*Work to complete:* If a line in the records contains the string "content", show that line.

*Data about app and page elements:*
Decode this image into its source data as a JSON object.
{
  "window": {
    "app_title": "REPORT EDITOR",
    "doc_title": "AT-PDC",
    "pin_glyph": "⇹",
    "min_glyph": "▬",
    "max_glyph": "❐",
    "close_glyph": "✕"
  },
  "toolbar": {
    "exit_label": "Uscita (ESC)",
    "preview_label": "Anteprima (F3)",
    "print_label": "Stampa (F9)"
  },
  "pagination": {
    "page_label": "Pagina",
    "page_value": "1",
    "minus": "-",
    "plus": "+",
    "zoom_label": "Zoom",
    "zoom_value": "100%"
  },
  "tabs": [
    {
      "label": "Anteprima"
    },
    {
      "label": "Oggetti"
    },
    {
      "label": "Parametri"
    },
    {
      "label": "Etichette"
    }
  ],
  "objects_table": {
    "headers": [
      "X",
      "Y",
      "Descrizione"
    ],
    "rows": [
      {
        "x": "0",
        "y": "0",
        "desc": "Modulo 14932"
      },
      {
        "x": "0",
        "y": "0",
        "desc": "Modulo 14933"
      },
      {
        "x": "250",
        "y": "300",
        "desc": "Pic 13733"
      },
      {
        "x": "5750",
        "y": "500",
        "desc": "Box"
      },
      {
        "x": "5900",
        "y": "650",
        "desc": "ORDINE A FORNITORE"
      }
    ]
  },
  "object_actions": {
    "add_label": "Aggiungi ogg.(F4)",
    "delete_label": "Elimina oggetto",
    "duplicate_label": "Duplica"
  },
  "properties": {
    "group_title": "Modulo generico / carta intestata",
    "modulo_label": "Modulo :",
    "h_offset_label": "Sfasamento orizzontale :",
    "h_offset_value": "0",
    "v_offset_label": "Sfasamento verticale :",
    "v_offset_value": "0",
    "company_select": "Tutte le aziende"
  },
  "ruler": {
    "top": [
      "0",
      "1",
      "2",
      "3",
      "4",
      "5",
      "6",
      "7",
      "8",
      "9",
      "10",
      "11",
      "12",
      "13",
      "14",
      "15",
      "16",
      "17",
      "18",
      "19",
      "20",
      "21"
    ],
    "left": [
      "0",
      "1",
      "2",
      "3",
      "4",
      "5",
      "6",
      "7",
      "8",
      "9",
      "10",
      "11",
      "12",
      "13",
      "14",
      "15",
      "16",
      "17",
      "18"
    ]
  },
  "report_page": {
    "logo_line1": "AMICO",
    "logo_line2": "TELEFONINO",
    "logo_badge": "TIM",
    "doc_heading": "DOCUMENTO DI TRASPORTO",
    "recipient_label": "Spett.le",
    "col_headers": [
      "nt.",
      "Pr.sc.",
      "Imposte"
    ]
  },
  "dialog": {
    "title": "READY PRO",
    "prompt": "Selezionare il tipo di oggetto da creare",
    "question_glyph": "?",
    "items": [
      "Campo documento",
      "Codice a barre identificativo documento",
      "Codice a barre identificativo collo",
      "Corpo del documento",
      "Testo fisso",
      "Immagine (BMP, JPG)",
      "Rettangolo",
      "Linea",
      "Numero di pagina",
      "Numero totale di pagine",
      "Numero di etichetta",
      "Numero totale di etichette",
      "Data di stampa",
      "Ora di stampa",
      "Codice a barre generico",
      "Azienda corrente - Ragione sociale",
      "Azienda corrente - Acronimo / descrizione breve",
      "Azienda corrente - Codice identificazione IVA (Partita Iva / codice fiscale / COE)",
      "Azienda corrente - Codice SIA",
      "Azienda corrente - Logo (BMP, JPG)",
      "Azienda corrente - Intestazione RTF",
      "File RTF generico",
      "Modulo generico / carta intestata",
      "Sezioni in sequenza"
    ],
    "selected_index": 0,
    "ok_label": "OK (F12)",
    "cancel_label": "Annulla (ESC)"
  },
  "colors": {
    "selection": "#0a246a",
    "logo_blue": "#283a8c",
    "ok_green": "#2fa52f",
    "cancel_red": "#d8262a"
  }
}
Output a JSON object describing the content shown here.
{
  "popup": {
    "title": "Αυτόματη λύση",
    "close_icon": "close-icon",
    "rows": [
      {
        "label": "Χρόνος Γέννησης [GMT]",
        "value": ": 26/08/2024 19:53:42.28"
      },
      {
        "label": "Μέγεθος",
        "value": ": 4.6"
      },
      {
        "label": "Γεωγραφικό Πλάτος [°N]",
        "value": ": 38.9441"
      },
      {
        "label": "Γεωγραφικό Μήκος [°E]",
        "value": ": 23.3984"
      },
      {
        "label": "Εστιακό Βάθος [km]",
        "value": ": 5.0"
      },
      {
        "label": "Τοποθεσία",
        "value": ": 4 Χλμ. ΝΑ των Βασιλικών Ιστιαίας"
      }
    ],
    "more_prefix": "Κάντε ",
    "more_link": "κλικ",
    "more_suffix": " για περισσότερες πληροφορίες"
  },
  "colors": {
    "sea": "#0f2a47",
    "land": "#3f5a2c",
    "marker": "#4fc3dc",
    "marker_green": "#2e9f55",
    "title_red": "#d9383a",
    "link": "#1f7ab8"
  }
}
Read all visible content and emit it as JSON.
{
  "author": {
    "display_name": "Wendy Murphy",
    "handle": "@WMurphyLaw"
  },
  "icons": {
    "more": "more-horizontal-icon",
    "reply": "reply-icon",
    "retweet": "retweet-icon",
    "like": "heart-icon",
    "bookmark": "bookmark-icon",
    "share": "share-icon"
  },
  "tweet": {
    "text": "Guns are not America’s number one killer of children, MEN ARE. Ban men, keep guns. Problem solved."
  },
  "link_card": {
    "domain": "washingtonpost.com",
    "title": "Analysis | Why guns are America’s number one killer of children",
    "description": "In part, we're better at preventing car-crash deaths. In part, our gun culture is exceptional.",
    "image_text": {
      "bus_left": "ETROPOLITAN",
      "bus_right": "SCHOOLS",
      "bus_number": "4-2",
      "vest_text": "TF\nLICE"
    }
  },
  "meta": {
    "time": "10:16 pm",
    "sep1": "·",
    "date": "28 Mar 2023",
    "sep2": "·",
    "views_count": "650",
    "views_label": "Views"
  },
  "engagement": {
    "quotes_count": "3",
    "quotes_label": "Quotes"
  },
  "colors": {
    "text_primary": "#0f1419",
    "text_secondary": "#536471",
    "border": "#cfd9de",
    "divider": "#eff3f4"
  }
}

*Response for this exercise:*
Output a JSON object describing the content shown here.
Read all visible content and emit it as JSON.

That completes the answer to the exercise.